In general, there are three rules you must follow to build a simple IT system.
- Keep it small.
- Keep it separate.
- Keep it synergistic.
Let's take a look at each of these.
Rule 1. Keep it small.
Keeping it small means that a system should have no more functionality than it needs to deliver its defined goals. Every ounce of IT functionality must be clearly traceable to the business goals of the project. If a function is not traceable, it should be removed.
This, of course, can only be done if the business goals are clearly understood. Usually they are not. So make sure that at the beginning of the project, the business folks and the IT folks have clearly documented each business goal of the system.
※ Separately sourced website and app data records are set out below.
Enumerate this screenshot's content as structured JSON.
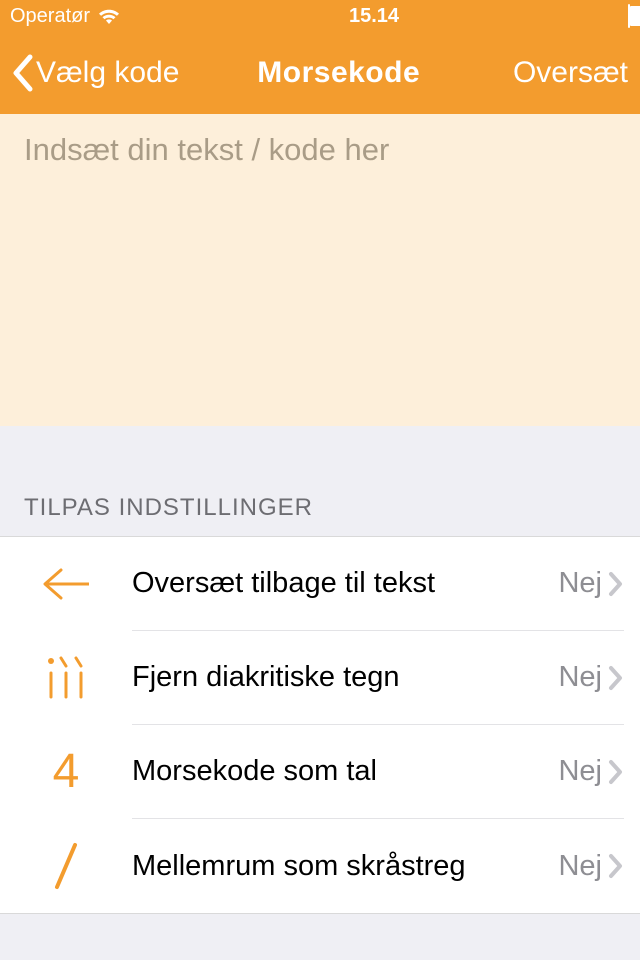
{
  "status": {
    "carrier": "Operatør",
    "time": "15.14"
  },
  "nav": {
    "back_label": "Vælg kode",
    "title": "Morsekode",
    "action": "Oversæt"
  },
  "input": {
    "placeholder": "Indsæt din tekst / kode her"
  },
  "section_header": "TILPAS INDSTILLINGER",
  "settings": [
    {
      "label": "Oversæt tilbage til tekst",
      "value": "Nej",
      "icon": "arrow-back"
    },
    {
      "label": "Fjern diakritiske tegn",
      "value": "Nej",
      "icon": "diacritics"
    },
    {
      "label": "Morsekode som tal",
      "value": "Nej",
      "icon": "number4"
    },
    {
      "label": "Mellemrum som skråstreg",
      "value": "Nej",
      "icon": "slash"
    }
  ]
}
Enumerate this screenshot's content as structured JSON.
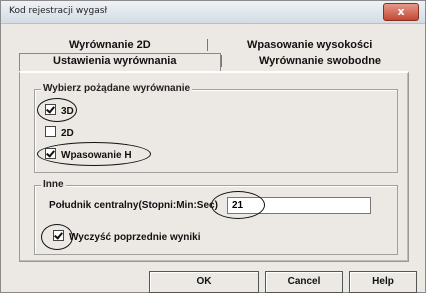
{
  "window": {
    "title": "Kod rejestracji wygasł",
    "close_glyph": "x"
  },
  "tabs": {
    "top_row": [
      "Wyrównanie 2D",
      "Wpasowanie wysokości"
    ],
    "bottom_row": [
      "Ustawienia wyrównania",
      "Wyrównanie swobodne"
    ],
    "active": "Ustawienia wyrównania"
  },
  "alignment_group": {
    "title": "Wybierz pożądane wyrównanie",
    "options": [
      {
        "label": "3D",
        "checked": true
      },
      {
        "label": "2D",
        "checked": false
      },
      {
        "label": "Wpasowanie H",
        "checked": true
      }
    ]
  },
  "other_group": {
    "title": "Inne",
    "meridian_label": "Południk centralny(Stopni:Min:Sec)",
    "meridian_value": "21",
    "clear_label": "Wyczyść poprzednie wyniki",
    "clear_checked": true
  },
  "buttons": {
    "ok": "OK",
    "cancel": "Cancel",
    "help": "Help"
  },
  "colors": {
    "dialog_bg": "#ece9e4",
    "close_button": "#c24a36"
  }
}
And that every bit of planned functionality can be mapped back to one of those goals.
This goal is often at odds with people's desire to make systems "reusable". In order to make systems more "reusable", IT likes to make systems more configurable and more functional. IT often convinces the business that reusability is an important goal, thereby justifying their efforts. Efforts to achieve reusability almost always add unnecessary complexity, and, in the end, rarely succeed. Think long and hard before you sacrifice simplicity at the alter of reusability.
Rule 2. Keep it separate.
An IT organization will inevitably need many systems and these systems will need to interoperate. Interoperability is at odds with simplicity. From a simplicity perspective, the less interoperability between systems, the better. From a corporate perspective, the more interoperability between systems, the better.
You can see the conflict. It is important to strike a balance between these two objectives. Design as much interoperability as necessary, but no more than necessary and design it with as much respect as possible for the boundaries between systems.
Rules 3. Keep it synergistic.
One of the most critical issues, from a simplicity perspective, is how functionality is placed. Many systems suffer huge complexity problems because functionality that should be co-located is not, or, just as serious, functionality that should not be co-located, is. It is critical that functions be placed based on natural (that is, business-defined) synergies.
So if simplicity is your game, remember the three S's that govern simplicity: small, separate, and synergistic. You won't be sorry!